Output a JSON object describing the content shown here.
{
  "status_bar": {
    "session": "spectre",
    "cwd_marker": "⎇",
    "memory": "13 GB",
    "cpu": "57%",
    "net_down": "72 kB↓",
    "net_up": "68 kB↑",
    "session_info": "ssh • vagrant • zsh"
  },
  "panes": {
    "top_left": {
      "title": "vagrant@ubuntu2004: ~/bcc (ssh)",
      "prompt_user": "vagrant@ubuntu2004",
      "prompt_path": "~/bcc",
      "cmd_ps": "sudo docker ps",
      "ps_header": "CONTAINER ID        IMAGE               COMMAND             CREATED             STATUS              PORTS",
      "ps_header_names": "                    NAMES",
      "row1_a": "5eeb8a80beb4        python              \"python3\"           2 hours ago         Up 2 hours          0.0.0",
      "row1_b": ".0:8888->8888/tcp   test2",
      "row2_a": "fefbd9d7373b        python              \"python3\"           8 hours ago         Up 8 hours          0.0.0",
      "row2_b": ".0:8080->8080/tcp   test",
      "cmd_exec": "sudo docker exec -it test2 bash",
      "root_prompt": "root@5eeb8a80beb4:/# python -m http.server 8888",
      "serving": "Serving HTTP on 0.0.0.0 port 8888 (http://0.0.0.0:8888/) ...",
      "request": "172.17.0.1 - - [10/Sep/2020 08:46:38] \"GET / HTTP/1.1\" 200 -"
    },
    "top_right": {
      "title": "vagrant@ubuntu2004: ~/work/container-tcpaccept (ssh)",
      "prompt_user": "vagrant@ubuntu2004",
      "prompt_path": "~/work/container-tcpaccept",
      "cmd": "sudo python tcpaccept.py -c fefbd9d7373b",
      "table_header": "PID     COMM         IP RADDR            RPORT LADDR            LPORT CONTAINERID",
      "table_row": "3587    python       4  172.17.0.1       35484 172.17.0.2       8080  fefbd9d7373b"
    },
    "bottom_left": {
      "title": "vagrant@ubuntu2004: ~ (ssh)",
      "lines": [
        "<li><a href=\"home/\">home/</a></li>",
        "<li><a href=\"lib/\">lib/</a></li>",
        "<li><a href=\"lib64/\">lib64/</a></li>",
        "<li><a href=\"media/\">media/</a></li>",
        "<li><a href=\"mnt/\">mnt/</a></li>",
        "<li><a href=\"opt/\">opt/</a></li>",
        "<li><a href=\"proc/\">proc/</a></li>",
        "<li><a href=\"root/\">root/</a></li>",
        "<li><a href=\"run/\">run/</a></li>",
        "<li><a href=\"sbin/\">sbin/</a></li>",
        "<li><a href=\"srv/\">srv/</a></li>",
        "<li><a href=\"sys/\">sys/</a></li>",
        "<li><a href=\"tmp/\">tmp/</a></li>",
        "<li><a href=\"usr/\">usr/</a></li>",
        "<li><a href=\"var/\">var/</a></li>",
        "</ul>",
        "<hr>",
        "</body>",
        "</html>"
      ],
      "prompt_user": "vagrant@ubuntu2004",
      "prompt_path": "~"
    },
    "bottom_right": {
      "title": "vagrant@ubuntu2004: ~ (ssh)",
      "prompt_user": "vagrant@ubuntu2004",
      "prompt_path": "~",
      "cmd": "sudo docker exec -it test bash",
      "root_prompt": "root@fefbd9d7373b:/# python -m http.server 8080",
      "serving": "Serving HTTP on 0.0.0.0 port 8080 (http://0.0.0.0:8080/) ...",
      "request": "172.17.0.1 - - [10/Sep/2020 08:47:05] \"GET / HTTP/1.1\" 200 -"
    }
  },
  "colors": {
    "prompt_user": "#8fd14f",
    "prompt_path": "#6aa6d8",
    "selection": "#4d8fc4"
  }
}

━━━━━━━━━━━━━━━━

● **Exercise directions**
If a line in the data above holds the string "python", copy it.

● **Your solution**
      "row1_a": "5eeb8a80beb4        python              \"python3\"           2 hours ago         Up 2 hours          0.0.0",
      "row2_a": "fefbd9d7373b        python              \"python3\"           8 hours ago         Up 8 hours          0.0.0",
      "root_prompt": "root@5eeb8a80beb4:/# python -m http.server 8888",
      "cmd": "sudo python tcpaccept.py -c fefbd9d7373b",
      "table_row": "3587    python       4  172.17.0.1       35484 172.17.0.2       8080  fefbd9d7373b"
      "root_prompt": "root@fefbd9d7373b:/# python -m http.server 8080",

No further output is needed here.